4. Buy less hardware
Dick Moore ran Learndirect’s IT for years and knows more than a thing or two about delivering complex learning services to huge numbers of people, 24/7, at the same time gathering huge amounts of data. He is an evangelist for shifting data to the cloud, virtualising servers, then using that acquired storage and bandwidth to deliver your main services - you don;t need to own all your own metal.

5. Buy less software
Like many in the business world, I first saw the real power of the cloud when I shifted all CRM activity to The benefits, in terms of access and savings, were immediate. It was clear that such a move was necessary to remain competitive and that these SaaS services would mark out the e-learning innovators. But over the last few years more and more e-learning services and content has been delivered from the cloud.

6. Lower energy bills
Hugely efficient data centres, based in cold climates, such as Iceland (the ‘cold rush’), deliver much greener, lower-cost services. If you can wean your IT guys off their old ‘server hugging’ habits, you can benefit through considerable savings on all that electricity used to run and cool your servers. Then there’s the opportunity to run these services on thinner, less energy-hungry, client devices.

7. Device independence
As an added bonus, as we move to an increasingly mobile and tablet driven world, you can support more and more devices. Learning needs to be free, and this means letting it loose on as many devices as possible. The Amazon Fire points the way to a fast, cloud cached, thin-client device and, in general, cloud-based e-learning accelerates mobile learning.
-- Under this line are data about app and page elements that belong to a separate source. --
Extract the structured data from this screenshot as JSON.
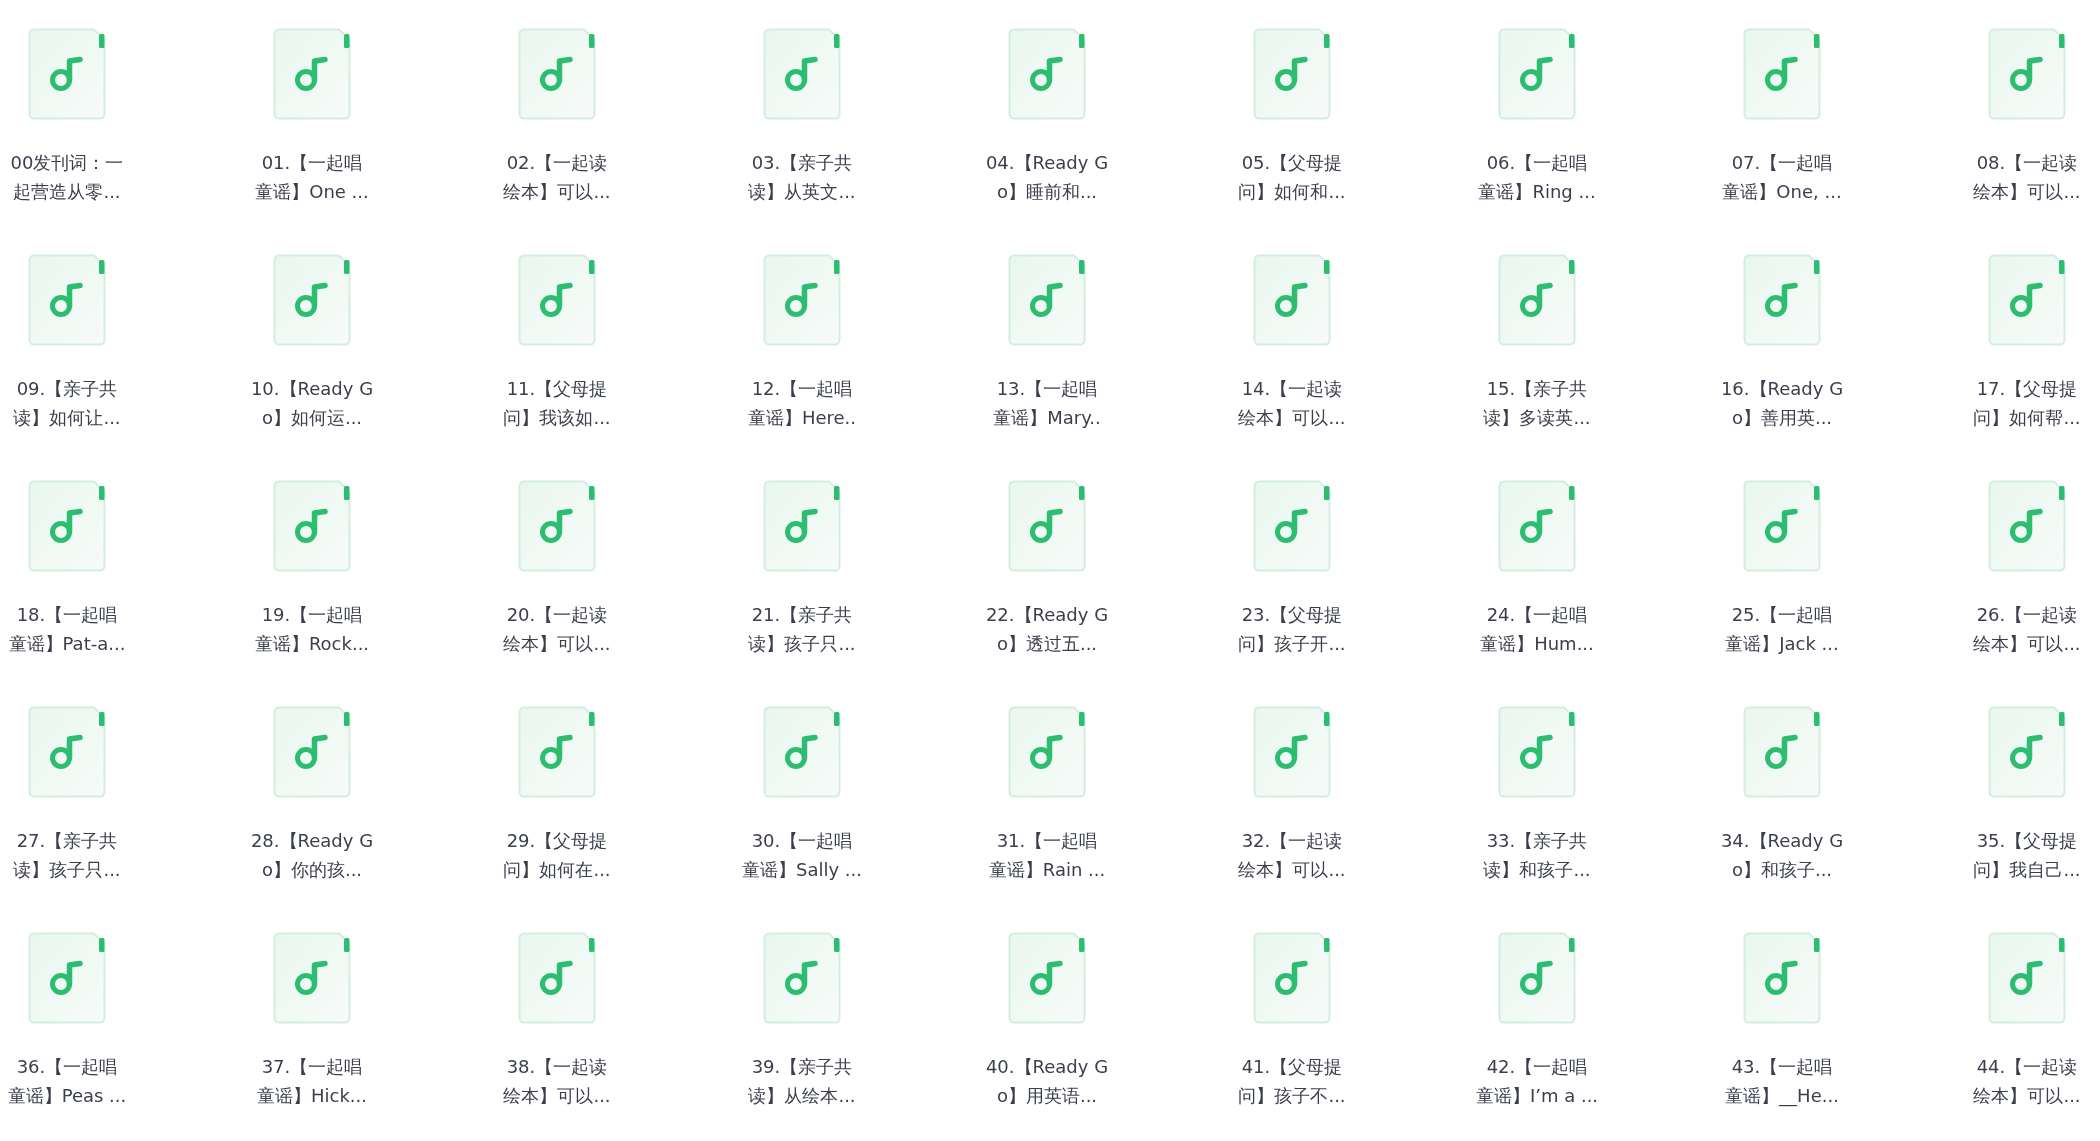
{
  "files": [
    {
      "lines": [
        "00发刊词：一",
        "起营造从零..."
      ]
    },
    {
      "lines": [
        "01.【一起唱",
        "童谣】One ..."
      ]
    },
    {
      "lines": [
        "02.【一起读",
        "绘本】可以..."
      ]
    },
    {
      "lines": [
        "03.【亲子共",
        "读】从英文..."
      ]
    },
    {
      "lines": [
        "04.【Ready G",
        "o】睡前和..."
      ]
    },
    {
      "lines": [
        "05.【父母提",
        "问】如何和..."
      ]
    },
    {
      "lines": [
        "06.【一起唱",
        "童谣】Ring ..."
      ]
    },
    {
      "lines": [
        "07.【一起唱",
        "童谣】One, ..."
      ]
    },
    {
      "lines": [
        "08.【一起读",
        "绘本】可以..."
      ]
    },
    {
      "lines": [
        "09.【亲子共",
        "读】如何让..."
      ]
    },
    {
      "lines": [
        "10.【Ready G",
        "o】如何运..."
      ]
    },
    {
      "lines": [
        "11.【父母提",
        "问】我该如..."
      ]
    },
    {
      "lines": [
        "12.【一起唱",
        "童谣】Here.."
      ]
    },
    {
      "lines": [
        "13.【一起唱",
        "童谣】Mary.."
      ]
    },
    {
      "lines": [
        "14.【一起读",
        "绘本】可以..."
      ]
    },
    {
      "lines": [
        "15.【亲子共",
        "读】多读英..."
      ]
    },
    {
      "lines": [
        "16.【Ready G",
        "o】善用英..."
      ]
    },
    {
      "lines": [
        "17.【父母提",
        "问】如何帮..."
      ]
    },
    {
      "lines": [
        "18.【一起唱",
        "童谣】Pat-a..."
      ]
    },
    {
      "lines": [
        "19.【一起唱",
        "童谣】Rock..."
      ]
    },
    {
      "lines": [
        "20.【一起读",
        "绘本】可以..."
      ]
    },
    {
      "lines": [
        "21.【亲子共",
        "读】孩子只..."
      ]
    },
    {
      "lines": [
        "22.【Ready G",
        "o】透过五..."
      ]
    },
    {
      "lines": [
        "23.【父母提",
        "问】孩子开..."
      ]
    },
    {
      "lines": [
        "24.【一起唱",
        "童谣】Hum..."
      ]
    },
    {
      "lines": [
        "25.【一起唱",
        "童谣】Jack ..."
      ]
    },
    {
      "lines": [
        "26.【一起读",
        "绘本】可以..."
      ]
    },
    {
      "lines": [
        "27.【亲子共",
        "读】孩子只..."
      ]
    },
    {
      "lines": [
        "28.【Ready G",
        "o】你的孩..."
      ]
    },
    {
      "lines": [
        "29.【父母提",
        "问】如何在..."
      ]
    },
    {
      "lines": [
        "30.【一起唱",
        "童谣】Sally ..."
      ]
    },
    {
      "lines": [
        "31.【一起唱",
        "童谣】Rain ..."
      ]
    },
    {
      "lines": [
        "32.【一起读",
        "绘本】可以..."
      ]
    },
    {
      "lines": [
        "33.【亲子共",
        "读】和孩子..."
      ]
    },
    {
      "lines": [
        "34.【Ready G",
        "o】和孩子..."
      ]
    },
    {
      "lines": [
        "35.【父母提",
        "问】我自己..."
      ]
    },
    {
      "lines": [
        "36.【一起唱",
        "童谣】Peas ..."
      ]
    },
    {
      "lines": [
        "37.【一起唱",
        "童谣】Hick..."
      ]
    },
    {
      "lines": [
        "38.【一起读",
        "绘本】可以..."
      ]
    },
    {
      "lines": [
        "39.【亲子共",
        "读】从绘本..."
      ]
    },
    {
      "lines": [
        "40.【Ready G",
        "o】用英语..."
      ]
    },
    {
      "lines": [
        "41.【父母提",
        "问】孩子不..."
      ]
    },
    {
      "lines": [
        "42.【一起唱",
        "童谣】I’m a ..."
      ]
    },
    {
      "lines": [
        "43.【一起唱",
        "童谣】__He..."
      ]
    },
    {
      "lines": [
        "44.【一起读",
        "绘本】可以..."
      ]
    }
  ]
}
Many VLEs, from open source Moodle to Blackboard, now offer cloud-based services. Google apps, in the form of free email, calendar and collaborative tools, is being used by hundreds of educational institutions worldwide, more than 14 million students and teachers, they claim.  Monash University (Australia) has invited over 50,000 students to use the integrated services Gmail, Calendar for University and personal planning (shared) and Google docs. It’s accessible and efficient. The big advantage is the wholescale outsourcing of services. Google also have an open source, cloud-based LMS called CloudCourse. You can create content, track that content, schedule classes and it’s integrated with Google Calendar.

Kineo, Learningpool and many others offer hosted cloud-based LMS services such as Moodle and Totara, with full scalability through Rackspace. Companies, like Edvantage, just sold to Lumesse (formerly Stepstone) have been offering a complete range of SaaS services for some time, showing that cloud delivery adds value. Cogbooks offer a sophisticated, next-generation adaptive learning solution, that you just switch on from the cloud. Organisations large and small see learning services, as something that can be easily migrated, unlike hardcore commercial, transactional services. And although there’s new distinctions, such as public and private clouds, the bottom line is that cloud computing is the next big thing.

Under a cloud of suspicion?
So the cloud on the learning horizon promises a scalable service with massive savings in cost, a greener service and device independence – what’s the downside? Well, there will be worries about security. This is not to be ignored, as once you’ve shifted your data up and out, it may be subjected to scrutiny by authorities such as Governments and legal plaintiffs. And when you have a breach, you may find yourself unable to have the same level of forensic testing available as you had in-house. Remember that the cloud is not actually a cloud, but a huge data centre(s) somewhere on terra firma, so check what arrangements they have if it gets hit by a tsunami or hurricane. One other point, as Dick keeps reminding me, remember to encrypt your data before sending it to the cloud, doing it there would be self-defeating. In short, you also need to know what you’re letting yourself into contractually.

Of course, we’ve had our heads in the clouds for some time, as email, blogging, Youtube, Wikipedia, shared documents and social networking are just some of the cloud services we use without thinking. But as we've seen, there’s several new imperatives that push us towards use of the cloud, and surely the saved money can be better spent elsewhere. This is not cloud cuckoo land, it’s the future.